Pet owners say discriminating landlords distorting vacancy rates
Erika Lagyjanszki is about to make the move from Toronto to Calgary to start her business as a wedding photographer and a new life with her boyfriend.
Looking for a place should have been a breeze for the two given the uptick in vacancy rates in Calgary as of late.
In fact, according to the Canadian Mortgage and Housing Corp. (CMHC), in the Calgary CMA, the overall apartment vacancy rate increased year-over-year from 1.4 per cent in April 2014 to 3.2 per cent in April 2015.
“The increase in the vacancy rate was a result of the universe of rental apartments in Calgary rising at a faster pace than demand for rental units,” said Christina Butchart, principal market analyst with CMHC.
“In-migration to the city was lower over the past year, easing growth in the demand for rental apartments. At the same time, the number of rental apartments in the Calgary CMA increased, as almost 900 apartments were added to the rental universe.”

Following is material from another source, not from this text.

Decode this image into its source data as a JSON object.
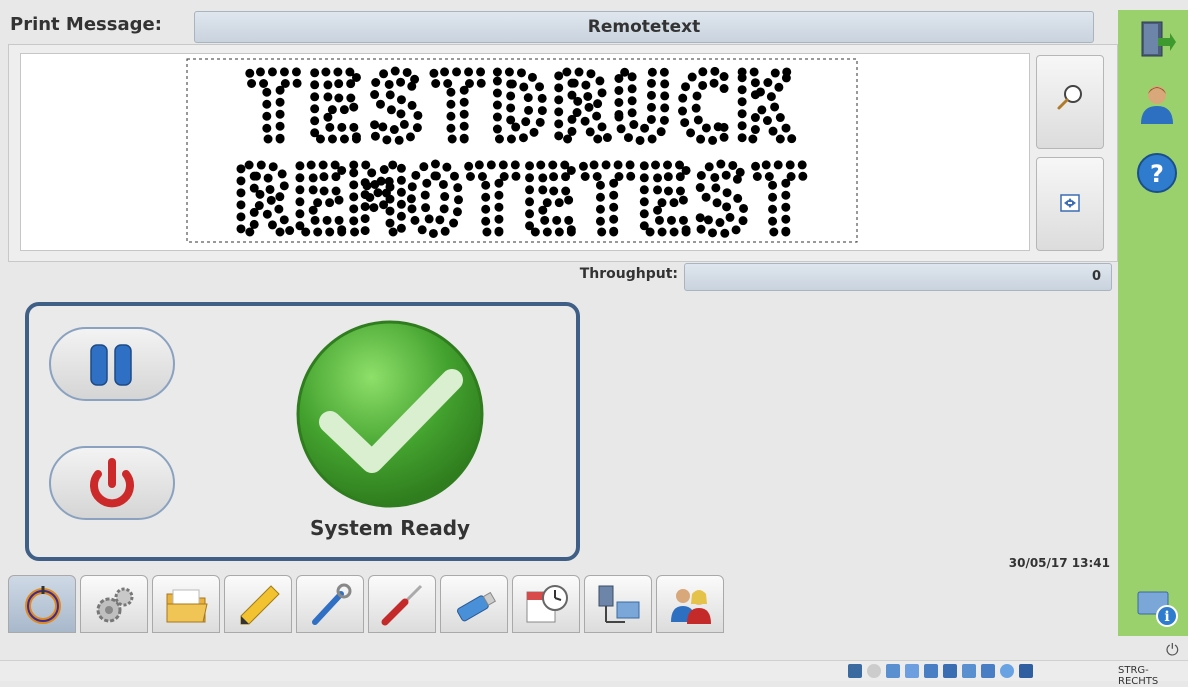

However, despite the variety of living accommodations available, Lagyjanszki found it difficult to find a landlord who would accept her other roommate – a two-year-old husky/collie cross Bailey.
“The landlords at a lot of the places my boyfriend and I looked at said no pets were allowed at all,” she said. “And the ones that did allow pets wanted an extra $500 non-refundable deposit.
Knowing Bailey, paying an extra $500 is unnecessary. She’s not destructive.
“It’s already expensive enough because you have to put down first and last month’s rent.”
A request for an additional pet deposit is not unheard of, said Gerry Baxter, executive director of the Calgary Residential Rental Association. Given the issue of pets is not included in the Residential Tenancies Act, the decision to allow pets is often a contractual agreement between the landlord and the tenant.
“Because it’s a contractual issue between landlords and tenants, it can vary from landlord to landlord,” said Baxter. “There’s no guideline or standard.”
Baxter said many landlords refuse to rent to people with pets because of the damage the animal can incur on their properties. This can include a ban on all pets, not just traditional companions like cats and dogs.
“I knew a landlord who rented to someone who had a pet ghekko that was fed live crickets,” said Baxter. “The crickets escaped and the building had an infestation. It costs thousands of dollars to bring an exterminator in and clean the building.”
While Baxter acknowledges the majority of pet owners are responsible people, it’s the irresponsible ones that make it hard for landlords to trust them.
“We all know there are people who bring in pets and allow them to run the house,” he said. “It’s evident when you go through those houses and the mess you see. We’ve seen basements full of dog excrement and backyards that are destroyed because the owners didn’t clean up after their pet.
“It’s because of these irresponsible pet owners why many landlords won’t allow it. The sad part about this is it makes it really hard for the majority of people who are responsible.”
One of those people being Lagyjanszki.
While her boyfriend is already settled in Calgary, Lagyjanszki is hoping to join him in October. Only thing? The place he is living in now doesn’t allow pets. Lagyjanszki is hoping a talk with the landlord might convince them to change their mind and policy about pets. If not, she says they’ll have to look for a new place.
“The only option would be to break the lease and try and get a pet-friendly place,” she says. “Giving away the dog is not an option. She’s a part of our family.”